**WHAT YOU WILL DO:**
Give again, unchanged, the line that contains "Transcribe this image's" together with every line that follows it until the entries end.
==== EXTRACTED DATA ====
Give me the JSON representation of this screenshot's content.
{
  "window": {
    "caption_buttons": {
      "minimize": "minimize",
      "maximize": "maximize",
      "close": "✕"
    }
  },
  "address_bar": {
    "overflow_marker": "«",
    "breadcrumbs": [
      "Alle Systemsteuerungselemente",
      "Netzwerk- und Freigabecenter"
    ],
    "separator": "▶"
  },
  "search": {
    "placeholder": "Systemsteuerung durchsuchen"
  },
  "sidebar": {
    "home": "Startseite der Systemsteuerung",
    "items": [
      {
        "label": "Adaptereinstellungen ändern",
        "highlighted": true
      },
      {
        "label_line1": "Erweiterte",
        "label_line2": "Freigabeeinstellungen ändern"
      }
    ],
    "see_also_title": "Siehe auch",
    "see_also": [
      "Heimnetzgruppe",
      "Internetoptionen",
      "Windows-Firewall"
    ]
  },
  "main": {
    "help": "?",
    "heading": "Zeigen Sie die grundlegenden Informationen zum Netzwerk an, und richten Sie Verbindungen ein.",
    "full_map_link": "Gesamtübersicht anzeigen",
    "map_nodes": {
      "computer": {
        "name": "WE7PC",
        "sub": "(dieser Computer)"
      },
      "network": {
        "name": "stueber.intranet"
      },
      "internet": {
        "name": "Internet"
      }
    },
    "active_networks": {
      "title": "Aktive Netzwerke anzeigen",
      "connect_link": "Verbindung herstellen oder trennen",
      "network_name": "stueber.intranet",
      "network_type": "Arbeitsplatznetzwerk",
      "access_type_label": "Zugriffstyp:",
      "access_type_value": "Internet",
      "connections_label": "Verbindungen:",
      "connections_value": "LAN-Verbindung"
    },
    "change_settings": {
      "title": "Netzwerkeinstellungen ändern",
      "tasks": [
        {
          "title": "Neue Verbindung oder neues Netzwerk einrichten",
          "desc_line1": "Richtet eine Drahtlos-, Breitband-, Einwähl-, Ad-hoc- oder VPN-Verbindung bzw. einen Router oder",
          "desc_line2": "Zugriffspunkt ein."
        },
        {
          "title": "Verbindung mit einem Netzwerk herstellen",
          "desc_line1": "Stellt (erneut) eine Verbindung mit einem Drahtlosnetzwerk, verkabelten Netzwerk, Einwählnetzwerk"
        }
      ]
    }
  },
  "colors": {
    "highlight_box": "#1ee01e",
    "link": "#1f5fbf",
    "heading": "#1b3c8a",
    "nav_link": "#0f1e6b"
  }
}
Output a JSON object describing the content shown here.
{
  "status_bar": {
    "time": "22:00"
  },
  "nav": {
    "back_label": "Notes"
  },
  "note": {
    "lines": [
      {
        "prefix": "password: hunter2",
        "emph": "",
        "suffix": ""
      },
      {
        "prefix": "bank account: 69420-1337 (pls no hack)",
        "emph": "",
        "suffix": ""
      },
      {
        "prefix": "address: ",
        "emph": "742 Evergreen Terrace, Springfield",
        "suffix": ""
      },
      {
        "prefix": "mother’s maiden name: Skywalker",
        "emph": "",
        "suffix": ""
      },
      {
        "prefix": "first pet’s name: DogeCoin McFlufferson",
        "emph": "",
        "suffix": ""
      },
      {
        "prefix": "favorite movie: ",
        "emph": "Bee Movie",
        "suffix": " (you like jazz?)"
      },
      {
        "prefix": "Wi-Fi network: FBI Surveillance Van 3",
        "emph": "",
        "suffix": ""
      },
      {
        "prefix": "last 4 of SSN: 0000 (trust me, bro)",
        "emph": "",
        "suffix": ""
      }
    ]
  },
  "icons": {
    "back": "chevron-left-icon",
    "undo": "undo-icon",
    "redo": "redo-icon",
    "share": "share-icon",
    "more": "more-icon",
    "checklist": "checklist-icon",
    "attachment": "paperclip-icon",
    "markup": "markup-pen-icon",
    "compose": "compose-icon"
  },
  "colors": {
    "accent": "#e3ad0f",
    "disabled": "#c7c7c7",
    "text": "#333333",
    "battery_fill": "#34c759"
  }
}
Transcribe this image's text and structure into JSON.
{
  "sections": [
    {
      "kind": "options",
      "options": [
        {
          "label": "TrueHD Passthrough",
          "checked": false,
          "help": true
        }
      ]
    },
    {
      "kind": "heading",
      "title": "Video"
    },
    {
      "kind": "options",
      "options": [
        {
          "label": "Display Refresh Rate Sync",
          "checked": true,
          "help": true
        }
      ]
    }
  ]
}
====
**EXERCISE OUTPUT:**
Transcribe this image's text and structure into JSON.
{
  "sections": [
    {
      "kind": "options",
      "options": [
        {
          "label": "TrueHD Passthrough",
          "checked": false,
          "help": true
        }
      ]
    },
    {
      "kind": "heading",
      "title": "Video"
    },
    {
      "kind": "options",
      "options": [
        {
          "label": "Display Refresh Rate Sync",
          "checked": true,
          "help": true
        }
      ]
    }
  ]
}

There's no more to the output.